Have you seen those photos of cakes that totally look like something else? A pickle, an onion, a coffee cup, a hand . . . it is bizarre. It messes with your head because the photos totally look like one thing and then they are cut open to reveal that they are in fact, a cake. Click Here to See
These photos are a good reminder that things are not always what they seem. What looks like calm, can sometimes cover seething resentments underneath the surface. What looks like conflict can sometimes be a healthy and productive exchange of ideas. What looks like objective hiring, might be biased exclusion. And what looks like fair evaluations, might in fact be subjective assessments.
What we see is interpreted based on past learnings, understandings, experiences and practices. If we have learned that it is important to be nice at all times, then we take the harmony at face value because that is what we want to see. If we are conflict avoidant, then any spirited difference of opinion will scare us. If our understanding is that the best person for the job most likely will look and think like us, then our bias feels objective. And if our evaluation practices depend on individual assessments, then there is a good chance that subjectivity is interfering with our intention to be fair.
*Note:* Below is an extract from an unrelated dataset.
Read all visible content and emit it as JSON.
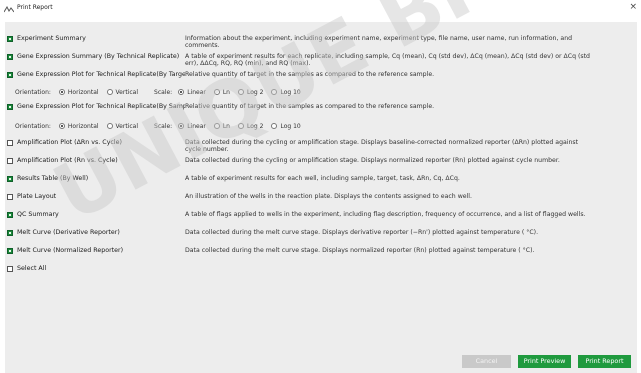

In addition to our individual interpretations, there is a very good chance that our unquestioned work practices are rooted in white supremacy values like perfectionism, urgency, either/or thinking and competition. If we do not question what we see and do, we will replicate oppressive behaviors, thoughts, and practices.
It can be difficult to catch our interpretations; they are quick and quiet. Here are a few tools I try to carry in my metaphorical toolbox:
- What if I I’m wrong about what I am seeing/doing?
- How else could this be interpreted?
- Does this practice support openness and equity?
- Is there a way I can test my interpretation?
Asking these questions does not guarantee that I will unlearn misguided interpretations, but it can open the door to questioning what has not yet been questioned. And eventually, it can open the door to a healthier and more equitable workplace.
A cake disguised as a pickle is a fun and playful deception but in the workplace we must root out the practices that look fine on the surface but are poisoning our efforts to be a thriving and value-driven workplace.